■ EXERCISE REQUIREMENTS
Read the lines below. Copy out any that hold the string "header".

BEGIN AVAILABLE DATA

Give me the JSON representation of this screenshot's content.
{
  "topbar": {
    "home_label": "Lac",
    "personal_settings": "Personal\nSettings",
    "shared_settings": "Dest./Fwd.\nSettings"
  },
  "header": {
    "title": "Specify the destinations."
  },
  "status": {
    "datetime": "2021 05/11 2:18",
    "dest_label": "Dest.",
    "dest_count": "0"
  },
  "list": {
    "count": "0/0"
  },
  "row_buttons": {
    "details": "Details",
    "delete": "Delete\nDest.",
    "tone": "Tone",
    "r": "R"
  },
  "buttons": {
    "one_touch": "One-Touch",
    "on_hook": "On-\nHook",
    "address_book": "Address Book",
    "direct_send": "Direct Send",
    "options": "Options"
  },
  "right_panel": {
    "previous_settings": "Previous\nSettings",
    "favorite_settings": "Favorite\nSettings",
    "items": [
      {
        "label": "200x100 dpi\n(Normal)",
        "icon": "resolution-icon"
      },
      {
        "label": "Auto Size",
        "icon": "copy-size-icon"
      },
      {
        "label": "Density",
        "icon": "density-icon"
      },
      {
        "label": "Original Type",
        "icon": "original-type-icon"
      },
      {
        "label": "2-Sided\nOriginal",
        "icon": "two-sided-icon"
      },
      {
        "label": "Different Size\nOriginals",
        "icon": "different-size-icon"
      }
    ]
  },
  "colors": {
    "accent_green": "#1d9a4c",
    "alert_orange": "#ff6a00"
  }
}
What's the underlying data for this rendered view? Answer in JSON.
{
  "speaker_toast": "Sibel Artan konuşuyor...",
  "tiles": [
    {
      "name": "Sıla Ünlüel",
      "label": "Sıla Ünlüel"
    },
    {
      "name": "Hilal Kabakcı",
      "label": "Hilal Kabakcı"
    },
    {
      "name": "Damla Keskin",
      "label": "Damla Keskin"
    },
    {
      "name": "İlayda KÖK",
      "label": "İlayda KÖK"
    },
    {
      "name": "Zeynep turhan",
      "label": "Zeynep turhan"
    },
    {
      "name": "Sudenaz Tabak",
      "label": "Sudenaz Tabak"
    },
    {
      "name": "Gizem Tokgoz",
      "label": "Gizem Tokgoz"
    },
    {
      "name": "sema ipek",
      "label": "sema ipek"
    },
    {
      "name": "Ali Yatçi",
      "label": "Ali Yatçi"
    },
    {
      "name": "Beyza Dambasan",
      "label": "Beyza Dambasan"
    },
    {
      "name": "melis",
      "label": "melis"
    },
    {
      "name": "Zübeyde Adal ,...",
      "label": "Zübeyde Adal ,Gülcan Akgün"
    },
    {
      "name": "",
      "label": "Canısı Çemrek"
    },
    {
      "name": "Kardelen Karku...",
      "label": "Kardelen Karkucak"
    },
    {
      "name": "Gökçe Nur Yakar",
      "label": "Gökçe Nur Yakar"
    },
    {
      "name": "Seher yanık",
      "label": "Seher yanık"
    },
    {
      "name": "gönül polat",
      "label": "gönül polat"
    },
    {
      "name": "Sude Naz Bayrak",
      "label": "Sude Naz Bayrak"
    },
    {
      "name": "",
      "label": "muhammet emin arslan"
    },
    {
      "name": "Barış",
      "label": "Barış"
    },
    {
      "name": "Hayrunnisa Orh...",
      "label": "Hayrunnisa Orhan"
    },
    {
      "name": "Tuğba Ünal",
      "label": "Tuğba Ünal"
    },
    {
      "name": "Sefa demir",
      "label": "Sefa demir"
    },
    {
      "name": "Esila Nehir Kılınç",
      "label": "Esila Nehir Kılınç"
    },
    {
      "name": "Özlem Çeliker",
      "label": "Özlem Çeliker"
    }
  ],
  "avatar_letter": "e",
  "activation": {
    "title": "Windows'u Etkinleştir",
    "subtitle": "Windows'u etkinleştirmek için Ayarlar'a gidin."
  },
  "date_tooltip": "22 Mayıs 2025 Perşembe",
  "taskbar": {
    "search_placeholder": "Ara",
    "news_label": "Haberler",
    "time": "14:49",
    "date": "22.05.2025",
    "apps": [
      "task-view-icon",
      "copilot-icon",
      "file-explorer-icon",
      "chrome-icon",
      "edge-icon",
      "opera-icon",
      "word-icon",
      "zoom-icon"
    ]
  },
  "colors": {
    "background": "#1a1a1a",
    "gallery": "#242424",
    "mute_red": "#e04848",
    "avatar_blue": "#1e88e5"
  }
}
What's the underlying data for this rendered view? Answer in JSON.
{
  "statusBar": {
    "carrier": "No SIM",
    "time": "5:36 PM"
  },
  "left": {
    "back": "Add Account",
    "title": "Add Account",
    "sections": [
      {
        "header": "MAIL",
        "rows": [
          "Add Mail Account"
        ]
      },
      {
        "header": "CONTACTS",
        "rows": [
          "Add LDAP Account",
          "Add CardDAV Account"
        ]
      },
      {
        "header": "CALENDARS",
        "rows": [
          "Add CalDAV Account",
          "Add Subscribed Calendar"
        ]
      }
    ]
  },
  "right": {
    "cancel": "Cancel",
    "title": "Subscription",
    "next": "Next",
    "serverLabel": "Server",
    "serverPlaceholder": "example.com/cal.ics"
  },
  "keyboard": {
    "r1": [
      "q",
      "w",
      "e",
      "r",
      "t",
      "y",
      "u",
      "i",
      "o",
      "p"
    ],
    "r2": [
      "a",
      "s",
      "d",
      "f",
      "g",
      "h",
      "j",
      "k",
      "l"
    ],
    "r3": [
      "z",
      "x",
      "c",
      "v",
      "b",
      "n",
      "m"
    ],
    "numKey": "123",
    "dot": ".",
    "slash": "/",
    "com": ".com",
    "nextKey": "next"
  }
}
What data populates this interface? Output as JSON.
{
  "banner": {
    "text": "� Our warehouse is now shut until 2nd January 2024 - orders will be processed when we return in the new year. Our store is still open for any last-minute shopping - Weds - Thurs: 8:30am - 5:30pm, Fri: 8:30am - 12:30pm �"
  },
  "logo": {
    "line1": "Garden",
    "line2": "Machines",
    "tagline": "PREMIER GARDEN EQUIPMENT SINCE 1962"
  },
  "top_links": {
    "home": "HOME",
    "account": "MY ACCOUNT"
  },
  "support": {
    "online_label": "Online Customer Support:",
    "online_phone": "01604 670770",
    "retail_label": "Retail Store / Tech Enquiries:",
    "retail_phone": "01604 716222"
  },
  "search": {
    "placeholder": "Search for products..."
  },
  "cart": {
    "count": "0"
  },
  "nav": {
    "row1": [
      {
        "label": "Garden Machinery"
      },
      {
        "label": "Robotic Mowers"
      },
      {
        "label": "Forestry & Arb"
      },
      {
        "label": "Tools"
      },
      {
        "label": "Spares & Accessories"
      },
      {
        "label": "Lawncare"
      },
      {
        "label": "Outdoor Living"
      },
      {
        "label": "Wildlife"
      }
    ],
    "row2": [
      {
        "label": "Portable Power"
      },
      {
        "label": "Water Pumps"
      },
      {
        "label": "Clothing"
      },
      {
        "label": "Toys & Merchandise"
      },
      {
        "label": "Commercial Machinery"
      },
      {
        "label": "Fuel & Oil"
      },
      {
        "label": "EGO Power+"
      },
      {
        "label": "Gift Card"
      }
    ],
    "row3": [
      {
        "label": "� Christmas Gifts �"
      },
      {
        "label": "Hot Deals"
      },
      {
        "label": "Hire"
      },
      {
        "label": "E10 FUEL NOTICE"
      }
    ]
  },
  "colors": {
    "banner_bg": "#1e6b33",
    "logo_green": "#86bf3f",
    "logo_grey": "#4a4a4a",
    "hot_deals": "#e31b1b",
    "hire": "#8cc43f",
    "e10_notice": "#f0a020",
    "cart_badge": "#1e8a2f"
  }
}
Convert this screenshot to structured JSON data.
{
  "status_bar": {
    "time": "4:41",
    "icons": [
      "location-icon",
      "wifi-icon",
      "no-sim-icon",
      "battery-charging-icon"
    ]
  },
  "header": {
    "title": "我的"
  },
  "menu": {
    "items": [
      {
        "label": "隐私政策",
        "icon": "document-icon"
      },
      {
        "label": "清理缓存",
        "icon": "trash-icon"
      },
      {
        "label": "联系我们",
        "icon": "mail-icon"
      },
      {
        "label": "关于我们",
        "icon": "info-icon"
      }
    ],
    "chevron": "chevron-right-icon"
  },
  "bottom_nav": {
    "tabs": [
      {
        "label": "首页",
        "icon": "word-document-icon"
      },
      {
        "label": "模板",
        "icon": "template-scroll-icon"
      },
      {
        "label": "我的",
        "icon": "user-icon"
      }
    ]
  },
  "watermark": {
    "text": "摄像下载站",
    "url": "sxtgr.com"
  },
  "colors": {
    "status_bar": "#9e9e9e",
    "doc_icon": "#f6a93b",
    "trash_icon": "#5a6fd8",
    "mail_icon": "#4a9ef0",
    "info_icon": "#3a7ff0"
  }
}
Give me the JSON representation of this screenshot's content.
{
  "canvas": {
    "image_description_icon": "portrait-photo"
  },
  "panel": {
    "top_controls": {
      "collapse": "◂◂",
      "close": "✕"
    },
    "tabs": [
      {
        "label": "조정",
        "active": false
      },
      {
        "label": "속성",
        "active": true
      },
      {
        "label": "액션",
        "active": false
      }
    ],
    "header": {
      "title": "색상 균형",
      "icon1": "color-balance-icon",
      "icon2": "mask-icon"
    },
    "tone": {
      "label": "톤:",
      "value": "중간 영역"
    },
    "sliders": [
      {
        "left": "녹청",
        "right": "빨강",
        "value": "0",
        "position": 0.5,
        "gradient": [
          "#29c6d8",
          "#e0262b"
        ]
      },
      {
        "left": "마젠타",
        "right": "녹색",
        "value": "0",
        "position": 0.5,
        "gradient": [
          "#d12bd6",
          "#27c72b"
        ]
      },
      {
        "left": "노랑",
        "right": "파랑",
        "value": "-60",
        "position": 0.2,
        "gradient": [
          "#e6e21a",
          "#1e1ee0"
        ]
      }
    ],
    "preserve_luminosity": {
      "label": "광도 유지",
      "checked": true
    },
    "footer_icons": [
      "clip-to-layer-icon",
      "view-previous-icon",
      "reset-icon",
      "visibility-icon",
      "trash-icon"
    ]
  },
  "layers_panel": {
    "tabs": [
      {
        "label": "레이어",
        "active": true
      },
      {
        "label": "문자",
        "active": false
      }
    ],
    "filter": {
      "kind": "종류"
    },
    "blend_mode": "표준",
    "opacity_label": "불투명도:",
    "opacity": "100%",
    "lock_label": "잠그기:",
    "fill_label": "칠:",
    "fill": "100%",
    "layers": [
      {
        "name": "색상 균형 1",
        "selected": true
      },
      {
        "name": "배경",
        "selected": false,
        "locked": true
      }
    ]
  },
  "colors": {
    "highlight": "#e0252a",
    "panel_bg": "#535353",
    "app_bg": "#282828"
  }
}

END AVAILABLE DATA

■ REPLY
  "header": {
        "header": "MAIL",
        "header": "CONTACTS",
        "header": "CALENDARS",
  "header": {
    "header": {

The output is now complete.